In chapter 17 of our favorite book of the Bible, Leviticus, there is a long, detailed explanation/instruction dealing with how we are to handle blood. It’s long, detailed passages like this that give us problems with the Bible and, more specifically, Leviticus. So if we haven’t already skipped over Leviticus, like normal people, we’ll certainly skip over this passage. What does a long, detailed section on blood have to do with us, here, now, today?
We’re talking about it today, here, not because I particularly care about blood (as long as it stays on the inside), but maybe this long, detailed section has to do with much more than blood. (Just for knowing, the next 2 paragraphs owe in no small way to Rob Bell.)
First, blood was a way (a BIG way) to talk about life. Usually, if we had your blood on the inside, and not on the ground, you were alive. If not, you weren’t. So any talk about blood was really about life. The other understanding we would have, as readers of the Scriptures is that life is a sacred gift, not a random, senseless occurrence.

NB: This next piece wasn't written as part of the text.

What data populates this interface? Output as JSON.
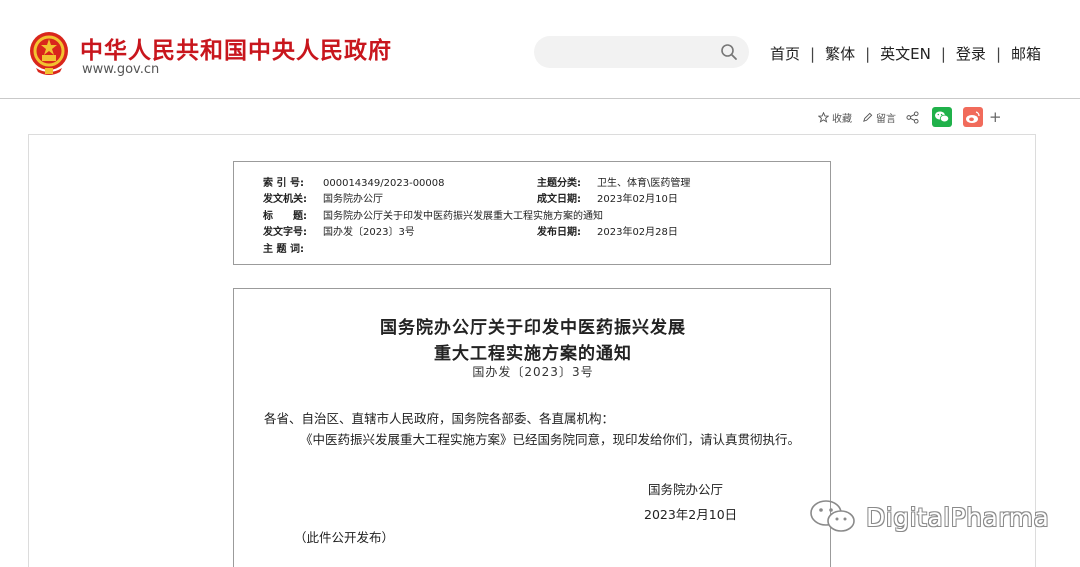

Leviticus is about living in a wholly intentional fashion, and Chapter 17 is no different. The blood is a vehicle to heighten our sensitivities to life & death. The people of the time – the people of any time – had a tendency to adopt a pretty cavalier attitude toward life. They/we take it too easily, willingly, as if it is theirs/ours to take. Leviticus is a proclamation, an absolutely revolutionary proclamation, that everything doesn’t exist for our mindless, unreflective consumption.

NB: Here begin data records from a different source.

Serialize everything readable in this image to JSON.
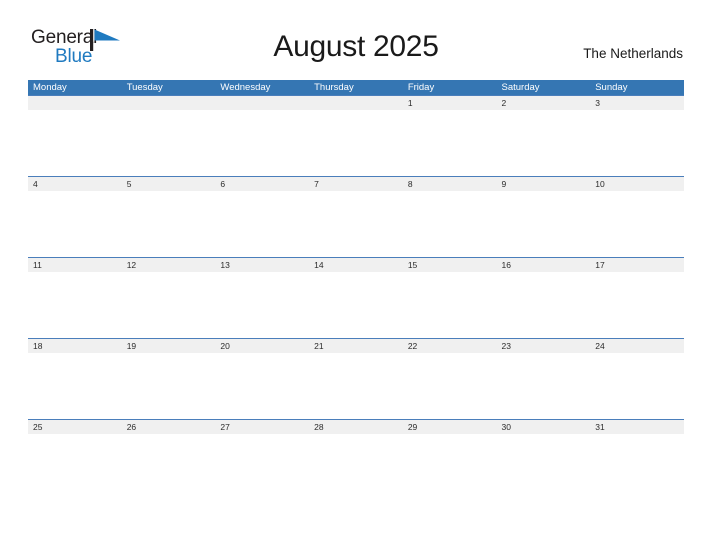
{
  "brand": {
    "name_part1": "General",
    "name_part2": "Blue",
    "mark_icon": "flag-triangle-icon",
    "color_primary": "#1f7ac0",
    "color_text": "#231f20"
  },
  "header": {
    "title": "August 2025",
    "subtitle": "The Netherlands"
  },
  "theme": {
    "header_blue": "#3576b3",
    "date_band_gray": "#f0f0f0",
    "separator_blue": "#4a7ebb",
    "text_dark": "#2b2b2b",
    "background": "#ffffff"
  },
  "calendar": {
    "month": "August",
    "year": "2025",
    "weekday_headers": [
      "Monday",
      "Tuesday",
      "Wednesday",
      "Thursday",
      "Friday",
      "Saturday",
      "Sunday"
    ],
    "weeks": [
      {
        "days": [
          "",
          "",
          "",
          "",
          "1",
          "2",
          "3"
        ]
      },
      {
        "days": [
          "4",
          "5",
          "6",
          "7",
          "8",
          "9",
          "10"
        ]
      },
      {
        "days": [
          "11",
          "12",
          "13",
          "14",
          "15",
          "16",
          "17"
        ]
      },
      {
        "days": [
          "18",
          "19",
          "20",
          "21",
          "22",
          "23",
          "24"
        ]
      },
      {
        "days": [
          "25",
          "26",
          "27",
          "28",
          "29",
          "30",
          "31"
        ]
      }
    ]
  }
}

Maybe chapter 17 isn’t necessarily about blood at all. Maybe it’s about our relationship with each other, with our world, with all things. Chapter 18 is about sex, and there is an absolutely revolutionary proclamation there, too. In fact, it’s the same proclamation: Everything doesn’t exist for our mindless, unreflective consumption. So much of the Law concerns food, and our relationship with it, and includes an absolutely revolutionary proclamation, as well.
Life isn’t only about blood and breath, right? It’s relationships, sex, food, joy, mourning, brushing our teeth, music, pain, exercise, making tacos, laughter, art – and it’s all sacred. And we have a tendency to adopt a pretty cavalier attitude towards all of it.
This COVID-19 disruption in our lives is severe, unexpected, and has shown us just how much of our daily lives have been woefully taken for granted, how much has been mindless and unreflective. I miss my gym and the people there, especially my buddy Rick, and when I look back it’s shocking how little I appreciated my time there. I miss the hands I held and people I squeezed so deeply. I miss seeing people’s smiles at the grocery store. Small things, sure, but it’s the small things that create the texture for a life well lived. Like praying for another with a warm hand on a shoulder. Like the energy of a basketball game. Like a terrific meal in a crowded restaurant. Like breakfast together. Like a birthday party (or 2).
I think the Bible is the way it is because God knew us better than we know ourselves, knew that we would forget, knew that we would reduce each of these glorious blessings to tools, would reduce ourselves to consumers.
Hopefully, this reset is a gigantic reminder and when it’s over (and it will be over), we will take a bit more time to soak in the beauty of life. All of it. Hopefully, our time of mindlessness is already over and when we get to squeeze each other again (and we will get to squeeze each other again), we’ll squeeze each other with overwhelming gratitude for the God that made you, me, and the squeezing.